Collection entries
========

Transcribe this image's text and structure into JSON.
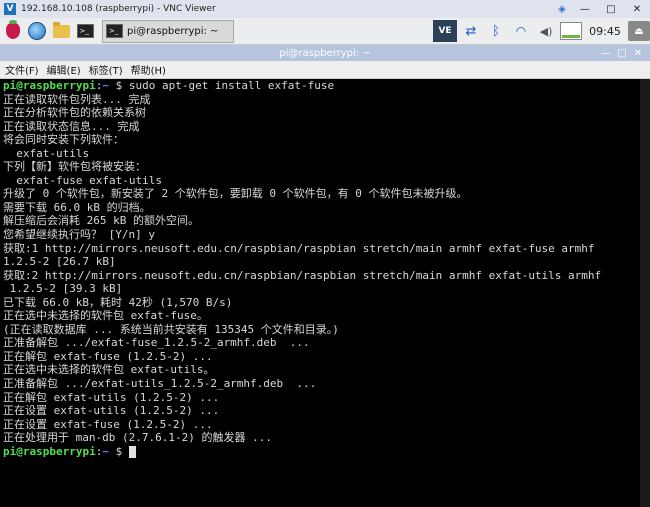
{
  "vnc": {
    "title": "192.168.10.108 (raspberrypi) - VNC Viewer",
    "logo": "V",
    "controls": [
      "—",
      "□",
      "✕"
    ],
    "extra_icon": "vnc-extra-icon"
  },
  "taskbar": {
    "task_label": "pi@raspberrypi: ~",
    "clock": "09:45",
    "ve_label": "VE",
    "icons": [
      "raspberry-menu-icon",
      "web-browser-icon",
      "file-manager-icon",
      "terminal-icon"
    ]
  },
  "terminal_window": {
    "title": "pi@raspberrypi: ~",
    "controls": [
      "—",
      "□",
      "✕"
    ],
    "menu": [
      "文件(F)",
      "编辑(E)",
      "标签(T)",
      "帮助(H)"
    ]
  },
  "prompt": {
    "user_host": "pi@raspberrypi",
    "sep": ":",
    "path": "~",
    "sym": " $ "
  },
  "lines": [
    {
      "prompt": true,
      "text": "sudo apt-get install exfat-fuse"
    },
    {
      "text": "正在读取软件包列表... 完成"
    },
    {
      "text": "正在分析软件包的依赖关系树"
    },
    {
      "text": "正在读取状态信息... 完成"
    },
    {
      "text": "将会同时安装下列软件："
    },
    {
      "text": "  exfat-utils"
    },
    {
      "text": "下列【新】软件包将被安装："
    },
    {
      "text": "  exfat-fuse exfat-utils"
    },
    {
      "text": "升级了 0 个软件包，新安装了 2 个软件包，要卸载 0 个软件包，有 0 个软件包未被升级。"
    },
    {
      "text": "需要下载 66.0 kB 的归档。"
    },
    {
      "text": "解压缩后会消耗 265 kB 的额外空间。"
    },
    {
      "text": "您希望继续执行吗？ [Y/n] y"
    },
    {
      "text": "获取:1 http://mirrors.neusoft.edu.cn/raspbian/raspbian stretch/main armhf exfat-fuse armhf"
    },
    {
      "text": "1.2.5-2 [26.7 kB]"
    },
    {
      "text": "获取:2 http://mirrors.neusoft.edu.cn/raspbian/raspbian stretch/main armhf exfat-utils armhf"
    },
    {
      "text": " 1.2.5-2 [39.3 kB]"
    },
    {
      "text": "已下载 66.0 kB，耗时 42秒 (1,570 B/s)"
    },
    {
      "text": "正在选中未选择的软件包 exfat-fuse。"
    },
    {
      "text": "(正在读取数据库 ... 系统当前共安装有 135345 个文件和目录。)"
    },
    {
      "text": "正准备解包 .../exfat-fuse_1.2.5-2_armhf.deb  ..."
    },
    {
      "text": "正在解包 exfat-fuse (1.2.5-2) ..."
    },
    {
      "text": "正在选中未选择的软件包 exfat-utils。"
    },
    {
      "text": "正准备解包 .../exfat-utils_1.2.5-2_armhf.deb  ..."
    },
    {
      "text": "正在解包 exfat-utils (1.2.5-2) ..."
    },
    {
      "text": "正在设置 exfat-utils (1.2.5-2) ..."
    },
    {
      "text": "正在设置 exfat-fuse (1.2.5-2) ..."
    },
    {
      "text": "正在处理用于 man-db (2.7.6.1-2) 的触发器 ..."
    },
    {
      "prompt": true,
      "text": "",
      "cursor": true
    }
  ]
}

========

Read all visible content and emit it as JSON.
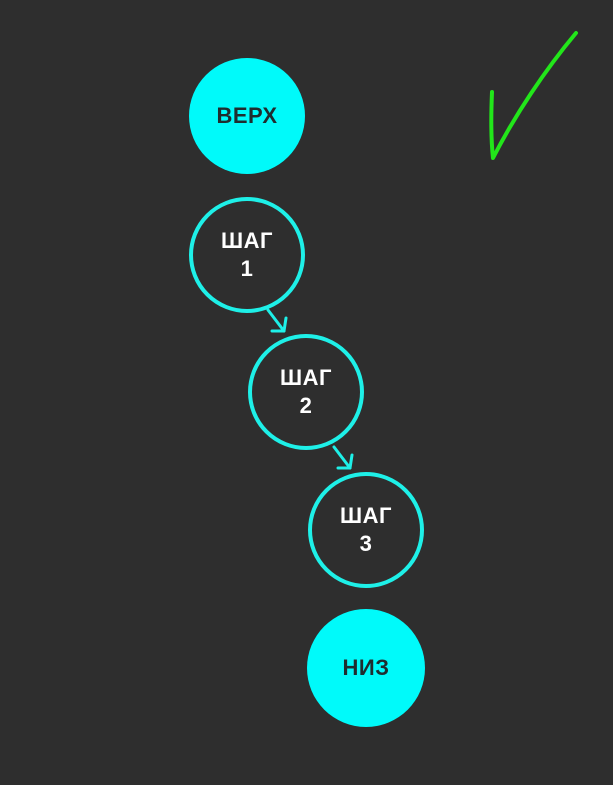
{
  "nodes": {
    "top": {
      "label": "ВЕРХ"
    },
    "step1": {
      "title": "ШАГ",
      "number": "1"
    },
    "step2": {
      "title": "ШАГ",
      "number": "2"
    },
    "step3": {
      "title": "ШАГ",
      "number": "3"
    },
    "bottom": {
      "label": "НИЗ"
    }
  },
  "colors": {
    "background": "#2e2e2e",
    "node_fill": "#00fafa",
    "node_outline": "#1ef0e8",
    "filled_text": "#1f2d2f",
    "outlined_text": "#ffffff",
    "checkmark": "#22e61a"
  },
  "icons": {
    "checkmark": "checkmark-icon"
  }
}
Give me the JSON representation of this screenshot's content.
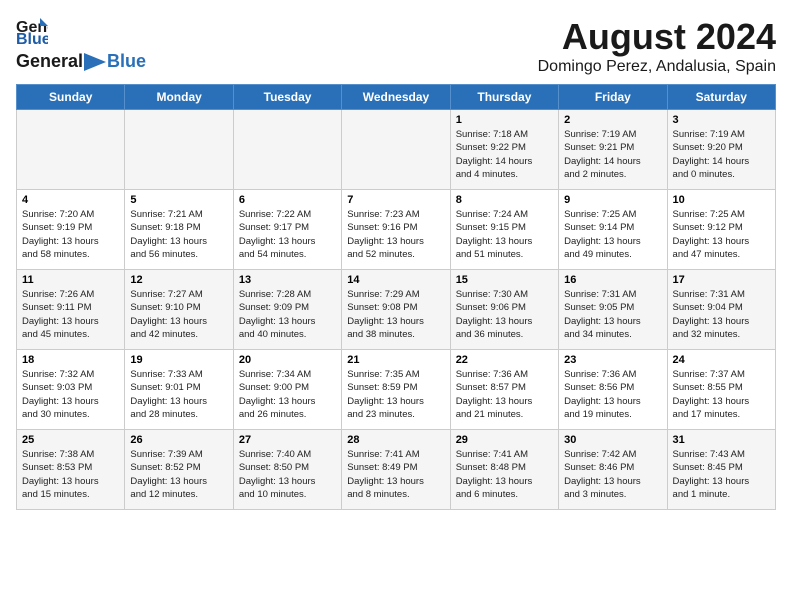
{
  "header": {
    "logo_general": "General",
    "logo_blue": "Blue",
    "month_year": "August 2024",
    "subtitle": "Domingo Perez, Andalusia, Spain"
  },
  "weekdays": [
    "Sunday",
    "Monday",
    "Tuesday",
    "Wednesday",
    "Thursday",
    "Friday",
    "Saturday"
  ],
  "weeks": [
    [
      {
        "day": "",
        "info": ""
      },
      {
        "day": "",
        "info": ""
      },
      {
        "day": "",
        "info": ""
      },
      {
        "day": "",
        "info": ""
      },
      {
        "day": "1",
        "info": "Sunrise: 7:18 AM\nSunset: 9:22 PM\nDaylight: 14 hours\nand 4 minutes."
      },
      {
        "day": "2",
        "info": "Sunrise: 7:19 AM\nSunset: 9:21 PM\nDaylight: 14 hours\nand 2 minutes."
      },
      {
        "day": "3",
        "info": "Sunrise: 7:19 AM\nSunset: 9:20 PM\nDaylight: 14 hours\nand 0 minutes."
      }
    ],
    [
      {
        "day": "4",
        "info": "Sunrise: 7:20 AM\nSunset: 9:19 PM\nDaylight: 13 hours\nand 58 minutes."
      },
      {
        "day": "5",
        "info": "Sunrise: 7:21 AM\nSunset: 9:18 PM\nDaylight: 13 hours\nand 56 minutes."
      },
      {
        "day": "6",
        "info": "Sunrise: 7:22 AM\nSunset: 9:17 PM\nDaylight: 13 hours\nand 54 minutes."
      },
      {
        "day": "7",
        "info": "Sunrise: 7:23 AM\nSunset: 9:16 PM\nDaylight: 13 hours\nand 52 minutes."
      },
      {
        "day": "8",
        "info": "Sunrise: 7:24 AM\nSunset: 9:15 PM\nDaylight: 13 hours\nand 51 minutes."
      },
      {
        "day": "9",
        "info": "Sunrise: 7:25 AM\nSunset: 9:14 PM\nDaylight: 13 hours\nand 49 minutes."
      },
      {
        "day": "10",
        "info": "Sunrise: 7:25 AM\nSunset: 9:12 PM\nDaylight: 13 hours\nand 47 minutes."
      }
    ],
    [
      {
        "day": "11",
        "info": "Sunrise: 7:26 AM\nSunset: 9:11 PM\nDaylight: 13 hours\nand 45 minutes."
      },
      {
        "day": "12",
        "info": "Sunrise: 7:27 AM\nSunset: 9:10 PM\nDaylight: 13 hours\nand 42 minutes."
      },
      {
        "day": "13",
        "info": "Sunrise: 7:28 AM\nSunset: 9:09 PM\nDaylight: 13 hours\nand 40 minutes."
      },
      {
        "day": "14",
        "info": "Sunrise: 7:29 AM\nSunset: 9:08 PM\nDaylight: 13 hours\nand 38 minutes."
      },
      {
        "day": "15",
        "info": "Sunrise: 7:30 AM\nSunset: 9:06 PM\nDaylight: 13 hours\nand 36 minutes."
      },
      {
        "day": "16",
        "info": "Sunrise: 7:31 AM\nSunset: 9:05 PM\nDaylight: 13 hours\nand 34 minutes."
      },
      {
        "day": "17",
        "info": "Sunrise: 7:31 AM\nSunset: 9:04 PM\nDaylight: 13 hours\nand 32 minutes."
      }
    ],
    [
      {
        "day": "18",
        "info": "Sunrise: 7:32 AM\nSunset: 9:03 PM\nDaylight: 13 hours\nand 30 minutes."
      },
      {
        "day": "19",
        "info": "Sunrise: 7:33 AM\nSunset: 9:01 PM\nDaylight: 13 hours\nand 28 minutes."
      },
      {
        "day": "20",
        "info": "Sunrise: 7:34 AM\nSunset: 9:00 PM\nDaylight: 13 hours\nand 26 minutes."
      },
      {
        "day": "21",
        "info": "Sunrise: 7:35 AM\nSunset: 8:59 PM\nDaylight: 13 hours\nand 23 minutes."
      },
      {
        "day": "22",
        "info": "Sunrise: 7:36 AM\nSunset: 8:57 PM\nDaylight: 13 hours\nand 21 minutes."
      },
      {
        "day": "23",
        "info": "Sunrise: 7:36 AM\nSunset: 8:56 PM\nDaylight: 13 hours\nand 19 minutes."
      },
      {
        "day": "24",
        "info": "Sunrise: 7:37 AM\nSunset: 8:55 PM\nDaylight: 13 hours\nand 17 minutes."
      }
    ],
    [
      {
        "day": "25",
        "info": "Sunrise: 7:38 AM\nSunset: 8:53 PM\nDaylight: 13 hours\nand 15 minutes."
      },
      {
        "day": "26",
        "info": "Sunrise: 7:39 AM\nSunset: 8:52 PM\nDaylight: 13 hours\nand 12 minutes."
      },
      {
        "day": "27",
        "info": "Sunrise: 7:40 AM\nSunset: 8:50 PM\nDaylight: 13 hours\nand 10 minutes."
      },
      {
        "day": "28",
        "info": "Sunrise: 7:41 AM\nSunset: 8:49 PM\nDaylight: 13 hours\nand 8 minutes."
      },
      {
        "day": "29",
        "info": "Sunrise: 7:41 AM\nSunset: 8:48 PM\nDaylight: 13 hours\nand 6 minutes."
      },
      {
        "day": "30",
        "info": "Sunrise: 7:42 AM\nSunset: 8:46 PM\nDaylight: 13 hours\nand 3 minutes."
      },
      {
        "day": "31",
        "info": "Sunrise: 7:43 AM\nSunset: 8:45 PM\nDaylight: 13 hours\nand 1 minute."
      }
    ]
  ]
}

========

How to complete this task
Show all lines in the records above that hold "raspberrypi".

Response box
    "title": "192.168.10.108 (raspberrypi) - VNC Viewer",
    "task_label": "pi@raspberrypi: ~",
    "title": "pi@raspberrypi: ~",
    "user_host": "pi@raspberrypi",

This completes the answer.